Hong Kong heat
Hong Kong, Sunday 10 June 2012
The heat here is oppressive. It’s not the dry, beating heat of the Middle East to which I’m accustomed. It’s a thick, wet, cloying heat that leaves you feeling as if you’re smothered beneath layers of sodden blankets that have a blast furnace pouring its energy onto them.
You only have to step beyond the confines your air-conditioned cocoon to find yourself dripping and being dripped on.
The abundance of air-conditioning units precariously clinging to the exterior walls of every building here, all of which are high-rise, constantly leak water onto the street. Sometimes, you’re not sure if it’s starting to rain or the average air-conditioned drip.
Rain comes in two forms here.
First, there’s the deluge of epic proportions. Huge, fat raindrops descend from the heavens in what feels like an endless torrent, bouncing off the ground and turning the streets into rivers. Nothing provides shelter from these monsters. An umbrella is useless. You need a building. I experienced this on Sunday lunchtime. I sat behind my shelter of glass, mesmerised by the irrepressible force of the water tumbling from the sky.
Sometimes, though, it feels as if the humidity has reached breaking point and the clouds literally burst. These showers are relatively short and intense; there’s no point in seeking shelter and by the time that you’ve fished around for your umbrella and put it up, all the fuss would have been for nothing.
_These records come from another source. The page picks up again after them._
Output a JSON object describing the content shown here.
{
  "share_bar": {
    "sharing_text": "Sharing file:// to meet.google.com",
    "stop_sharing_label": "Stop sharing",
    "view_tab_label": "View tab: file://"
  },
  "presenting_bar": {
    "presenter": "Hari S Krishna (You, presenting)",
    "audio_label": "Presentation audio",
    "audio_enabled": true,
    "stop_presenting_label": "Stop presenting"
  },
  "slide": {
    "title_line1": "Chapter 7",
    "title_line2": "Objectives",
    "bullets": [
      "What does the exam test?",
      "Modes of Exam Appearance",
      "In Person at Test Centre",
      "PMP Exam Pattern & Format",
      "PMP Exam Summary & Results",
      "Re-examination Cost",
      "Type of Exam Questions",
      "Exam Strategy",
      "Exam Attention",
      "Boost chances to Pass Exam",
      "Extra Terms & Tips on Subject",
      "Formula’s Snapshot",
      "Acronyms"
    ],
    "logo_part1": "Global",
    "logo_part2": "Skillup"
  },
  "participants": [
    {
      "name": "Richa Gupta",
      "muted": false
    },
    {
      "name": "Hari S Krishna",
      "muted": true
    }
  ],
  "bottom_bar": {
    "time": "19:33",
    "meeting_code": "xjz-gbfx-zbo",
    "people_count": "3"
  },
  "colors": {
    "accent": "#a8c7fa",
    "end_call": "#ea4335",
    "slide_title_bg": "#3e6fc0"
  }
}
These cloudbursts will leave you feeling refreshed for approximately thirty-three seconds before you realise that you’re now just as warm and probably a touch more damp than before.
This sort of steamy heat is sticky and exhausting. I feel constantly grimy and frequently sleepy. I’m astonished that society manages to function beneath such relentless humidity. There are many things that I will miss about Hong Kong, but the oppressive humidity is not one of them.